Wednesday, April 01, 2009

12 Minutes

I don’t look like a runner. Short and with a slight pot belly, I look more like a sit com next door neighbor or the guy from purchasing than anything else. It is part of the reason that for the past year my friends have been setting me up with women older than I am as opposed to 10 years younger which my brother gets or seven years which is what my dad married. My friends mean well and describe the setups as “close to my age” in the same sort of way that the Titanic came “close” to missing the iceberg.

Over the weekend the guy at the store, Sports Authority, didn’t really believe me either. A little early for a friends birthday in Fremont, I went to the store to waste a few minutes and headed over to the treadmill department to check out the merchandize. After about twelve minutes a super skinny sales clerk came over and asked if I needed any help.

I mentioned that most of the machines only go up to 10 miles an hour and I was wondering if he had anything faster.

He looked at me with that disdain that is reserved for the rabbit in the Trix commercial or the that French have for Americans everywhere. “Silly, pudgy forty year old” I could see him think before saying, “you don’t really need more than 10 miles an hour.”

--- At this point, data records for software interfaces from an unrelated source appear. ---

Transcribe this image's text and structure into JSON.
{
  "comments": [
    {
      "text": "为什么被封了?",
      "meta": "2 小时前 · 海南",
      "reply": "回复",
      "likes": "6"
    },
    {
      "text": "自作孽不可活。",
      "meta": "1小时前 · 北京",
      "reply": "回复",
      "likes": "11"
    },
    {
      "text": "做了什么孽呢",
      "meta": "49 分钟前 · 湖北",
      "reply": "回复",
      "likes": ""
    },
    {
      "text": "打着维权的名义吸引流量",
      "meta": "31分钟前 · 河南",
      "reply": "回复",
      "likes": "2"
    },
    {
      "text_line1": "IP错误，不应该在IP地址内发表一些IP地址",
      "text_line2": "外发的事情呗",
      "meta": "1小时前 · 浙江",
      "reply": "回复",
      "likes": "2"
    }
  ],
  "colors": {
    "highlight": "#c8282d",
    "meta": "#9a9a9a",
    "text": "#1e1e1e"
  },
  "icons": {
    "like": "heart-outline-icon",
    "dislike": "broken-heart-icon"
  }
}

But I did.

I have been doing speed work practices the last two weeks and was feeling good about myself until my brother (the same one who just dumped a gorgeous Princeton doctor because at six years younger than him she was too old for him) mentioned that when he was on varsity soccer they had to break 12 minutes for a two mile time trial. I would have to shave about ten seconds to pull that off but needed a treadmill that does 10.1 miles an hour ~ 5:56 minute miles.

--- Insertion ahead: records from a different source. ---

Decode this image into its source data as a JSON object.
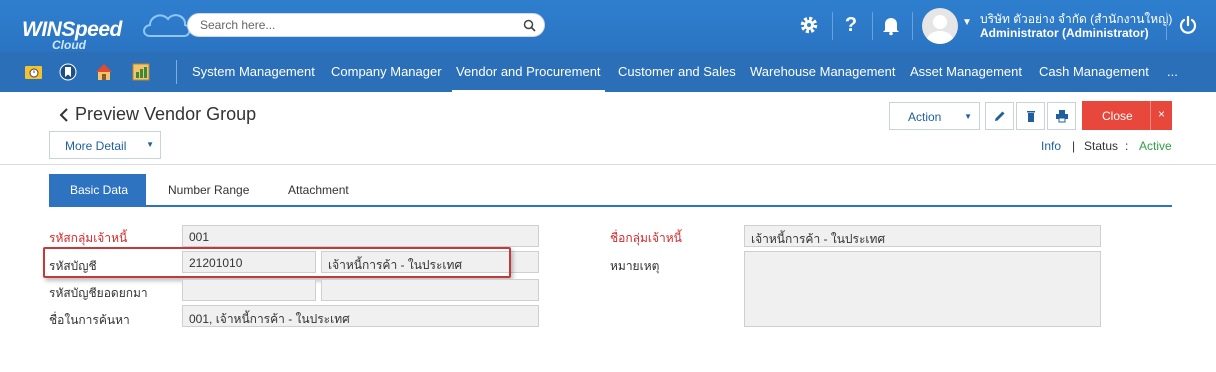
{
  "header": {
    "brand": "WINSpeed",
    "brand_sub": "Cloud",
    "search_placeholder": "Search here...",
    "company": "บริษัท ตัวอย่าง จำกัด (สำนักงานใหญ่)",
    "user": "Administrator (Administrator)",
    "icons": [
      "gear-icon",
      "help-icon",
      "bell-icon",
      "power-icon"
    ]
  },
  "nav": {
    "quick_icons": [
      "folder-clock-icon",
      "bookmark-icon",
      "home-icon",
      "report-icon"
    ],
    "items": [
      {
        "label": "System Management"
      },
      {
        "label": "Company Manager"
      },
      {
        "label": "Vendor and Procurement"
      },
      {
        "label": "Customer and Sales"
      },
      {
        "label": "Warehouse Management"
      },
      {
        "label": "Asset Management"
      },
      {
        "label": "Cash Management"
      },
      {
        "label": "..."
      }
    ],
    "active_index": 2
  },
  "page": {
    "title": "Preview Vendor Group",
    "more_detail": "More Detail",
    "action": "Action",
    "close": "Close",
    "close_x": "×",
    "info": "Info",
    "info_sep": "|",
    "status_label": "Status",
    "status_colon": ":",
    "status_value": "Active"
  },
  "tabs": [
    {
      "label": "Basic Data"
    },
    {
      "label": "Number Range"
    },
    {
      "label": "Attachment"
    }
  ],
  "form": {
    "group_code_label": "รหัสกลุ่มเจ้าหนี้",
    "group_code": "001",
    "account_code_label": "รหัสบัญชี",
    "account_code": "21201010",
    "account_name": "เจ้าหนี้การค้า - ในประเทศ",
    "carried_account_label": "รหัสบัญชียอดยกมา",
    "carried_account_code": "",
    "carried_account_name": "",
    "search_name_label": "ชื่อในการค้นหา",
    "search_name": "001, เจ้าหนี้การค้า - ในประเทศ",
    "group_name_label": "ชื่อกลุ่มเจ้าหนี้",
    "group_name": "เจ้าหนี้การค้า - ในประเทศ",
    "remark_label": "หมายเหตุ",
    "remark": ""
  },
  "colors": {
    "header": "#2f7fcf",
    "nav": "#2a6fb8",
    "accent": "#2e73bf",
    "close": "#e8473c",
    "required": "#d32a2a",
    "active_status": "#2ea043"
  }
}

My gym has that machine. It is on the lower of the two floors, the one that has the yoga equipment and the zen fountain. The upper floor has the weights, the mirrors, and the attitude. The lower floor folk look they want to apologize for being there. My machine was the second from the right.

I headed down there for my twelve sweaty minutes, a title that I think would also work for a porn film or the out takes from the Watergate tapes.

Speed is one of the first things to go. It is brutal because it can be measured; you know what you did last week or last year and more often than not you won’t live up to that younger version of yourself. As we age we get athletic cunning, the ability to pick our spots. Marathons are about consistent training and then during the race seeing what the day gives you. Something will inevitably go wrong, but the test of a good runner is how he adjusts. To a large extent it is more important to have a marathon race strategy than a time goal. If the day isn’t there you need to learn to be happy with the results.

There is nothing brilliant about speed work. You just set the dial to 10.1 and suffer. Normally I have rambling thoughts as I exercise but as I pounded away on the otherwise quiet yoga floor I only had two. For the first three minutes the thought was that this was really fast and for the last nine it was that I should really quit.

Neither of the two women who were working with the 5 pound dumbbells looked over when I raised my hands at the finish. There were no cheers, no victory medal. no race t-shirt (which I really could have used given the sweaty mess I was at the end).

Some of the best moments are the quiet victories that you have for yourself, but after posting the victory status on Facebook a bunch of friends wrote back in congratulations. It meant the world to me.

So many of them are teetering on their forties and trying to live up to their expectations as reality dashes our better expectations.

Managing your friends expectations is a tricky, art and I do need to be careful about not casually hurting mine anymore than I was hurt when somebody set me up with a friend who was pregnant with her dead boyfriend’s child. I need to learn to forgive a little since after all she was rather close to not being pregnant.

Still there is something great about sharing an achievement even if it is not posting how my single status is changed or a photo that makes me look thinner than I am. I do know that not looking like a runner doesn’t mean I shouldn’t run. We need our little victories, our times when we beat the clock just once more. Twelve sweaty minutes doesn’t counteract 40 years of living or 25 years of trying to find a soul mate, but for a brief time on the yoga floor I was young again even if the only thoughts I had was how fast this goes and how much it hurts.